Edgerton Hospital's Medical director of sleep, Dr. Mouhammed Rihawi, will host a free discussion on the topic at the hospital on May 1 at 6 p.m. 

Sleep disorders can include sleep apnea, insomnia, restless leg syndrome, narcolepsy and sleep terrors. Treatment plans can be determined by a sleep study, which is an overnight diagnostic test monitored by a technologist.

Participants will be able to speak directly with Rihawi. To register call 608-884-1607 or visit www.edgertonhospital.com.

-IF YOU GO-

Students compete in high school mock trial semifinals

Students compete in high school mock trial semifinals

Teams from 16 Wisconsin high schools will compete in the Wisconsin High School Mock Trial Semifinals at the Dane County Courthouse in Madison on Sunday, March 9, at 8 a.m.

The Mock Trial program provides high school students with an opportunity to act as attorneys and witnesses in a court case developed by State Bar members.
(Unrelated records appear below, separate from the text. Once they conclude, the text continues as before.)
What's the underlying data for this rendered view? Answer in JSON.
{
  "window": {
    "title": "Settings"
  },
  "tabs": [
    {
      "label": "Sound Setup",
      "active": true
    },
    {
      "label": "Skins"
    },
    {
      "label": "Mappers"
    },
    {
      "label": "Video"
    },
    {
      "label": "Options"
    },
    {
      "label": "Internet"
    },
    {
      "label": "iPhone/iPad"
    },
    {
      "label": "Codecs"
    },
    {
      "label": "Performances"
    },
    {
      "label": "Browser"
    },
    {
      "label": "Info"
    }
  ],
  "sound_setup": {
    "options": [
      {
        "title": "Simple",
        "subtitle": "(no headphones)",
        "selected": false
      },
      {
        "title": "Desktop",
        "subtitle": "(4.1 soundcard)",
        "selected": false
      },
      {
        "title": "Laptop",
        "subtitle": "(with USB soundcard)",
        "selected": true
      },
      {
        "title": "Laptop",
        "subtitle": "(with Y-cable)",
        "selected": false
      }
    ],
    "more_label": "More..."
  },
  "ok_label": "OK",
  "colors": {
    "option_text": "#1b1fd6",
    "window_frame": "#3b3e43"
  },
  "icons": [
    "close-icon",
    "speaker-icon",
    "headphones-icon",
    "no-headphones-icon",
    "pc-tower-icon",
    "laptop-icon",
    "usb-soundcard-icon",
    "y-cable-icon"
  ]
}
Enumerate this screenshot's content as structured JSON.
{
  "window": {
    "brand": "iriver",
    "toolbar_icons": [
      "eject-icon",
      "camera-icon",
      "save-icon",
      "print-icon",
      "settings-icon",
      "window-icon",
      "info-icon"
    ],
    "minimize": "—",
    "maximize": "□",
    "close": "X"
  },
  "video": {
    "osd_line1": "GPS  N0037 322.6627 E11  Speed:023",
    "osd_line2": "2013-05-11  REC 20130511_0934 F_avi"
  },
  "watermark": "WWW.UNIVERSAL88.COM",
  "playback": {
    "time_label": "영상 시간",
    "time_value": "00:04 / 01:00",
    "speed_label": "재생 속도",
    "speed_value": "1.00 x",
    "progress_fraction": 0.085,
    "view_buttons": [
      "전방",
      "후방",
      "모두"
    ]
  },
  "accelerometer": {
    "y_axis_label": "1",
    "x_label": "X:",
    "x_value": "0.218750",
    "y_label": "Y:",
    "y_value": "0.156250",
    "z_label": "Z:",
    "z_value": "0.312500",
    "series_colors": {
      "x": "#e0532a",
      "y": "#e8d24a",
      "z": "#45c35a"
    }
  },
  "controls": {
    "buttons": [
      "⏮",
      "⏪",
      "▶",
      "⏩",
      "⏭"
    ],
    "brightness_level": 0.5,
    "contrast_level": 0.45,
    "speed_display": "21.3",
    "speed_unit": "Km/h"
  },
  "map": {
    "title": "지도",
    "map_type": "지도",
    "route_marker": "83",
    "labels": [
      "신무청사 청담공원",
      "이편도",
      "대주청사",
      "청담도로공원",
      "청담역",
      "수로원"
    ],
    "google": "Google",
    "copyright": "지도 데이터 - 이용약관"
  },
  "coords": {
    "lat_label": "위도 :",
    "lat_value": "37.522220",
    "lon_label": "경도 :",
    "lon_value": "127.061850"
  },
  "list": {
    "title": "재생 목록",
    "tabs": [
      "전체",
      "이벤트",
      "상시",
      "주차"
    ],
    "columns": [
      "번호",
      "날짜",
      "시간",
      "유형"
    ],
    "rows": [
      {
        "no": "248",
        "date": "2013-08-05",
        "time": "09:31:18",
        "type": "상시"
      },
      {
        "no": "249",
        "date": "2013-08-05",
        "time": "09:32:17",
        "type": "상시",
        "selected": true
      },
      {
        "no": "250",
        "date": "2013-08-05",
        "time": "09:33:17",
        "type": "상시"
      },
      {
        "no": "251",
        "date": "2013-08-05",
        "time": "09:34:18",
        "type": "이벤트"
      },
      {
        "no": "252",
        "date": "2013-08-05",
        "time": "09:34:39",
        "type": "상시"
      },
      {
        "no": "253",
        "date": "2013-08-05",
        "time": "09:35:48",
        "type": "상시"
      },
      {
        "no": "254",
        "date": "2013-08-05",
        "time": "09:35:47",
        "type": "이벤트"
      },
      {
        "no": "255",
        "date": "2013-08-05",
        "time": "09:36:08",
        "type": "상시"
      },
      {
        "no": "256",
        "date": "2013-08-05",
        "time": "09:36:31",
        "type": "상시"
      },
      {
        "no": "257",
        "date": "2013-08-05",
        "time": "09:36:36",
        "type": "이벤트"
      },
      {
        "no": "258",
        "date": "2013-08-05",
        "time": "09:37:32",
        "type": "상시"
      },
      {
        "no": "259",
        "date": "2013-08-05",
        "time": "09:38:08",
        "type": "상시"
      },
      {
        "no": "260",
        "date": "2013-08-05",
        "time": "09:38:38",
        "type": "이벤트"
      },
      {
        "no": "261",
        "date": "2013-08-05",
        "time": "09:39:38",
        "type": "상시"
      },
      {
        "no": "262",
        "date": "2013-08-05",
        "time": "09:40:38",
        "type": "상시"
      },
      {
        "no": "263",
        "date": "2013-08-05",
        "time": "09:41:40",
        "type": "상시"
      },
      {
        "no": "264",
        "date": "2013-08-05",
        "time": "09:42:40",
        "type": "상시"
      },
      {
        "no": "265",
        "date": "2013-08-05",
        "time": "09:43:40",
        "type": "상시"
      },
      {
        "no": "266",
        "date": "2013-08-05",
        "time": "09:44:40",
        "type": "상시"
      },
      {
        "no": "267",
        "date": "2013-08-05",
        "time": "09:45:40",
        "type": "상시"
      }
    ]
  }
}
In teams, students argue a criminal case before a panel of volunteer attorneys and judges in the regional competitions.

The two finalists will compete for the state title on Monday. The state winner will advance to the National Mock Trial Competition, which will also be held in Madison this May.

Students from the following schools will be participating in the semifinals: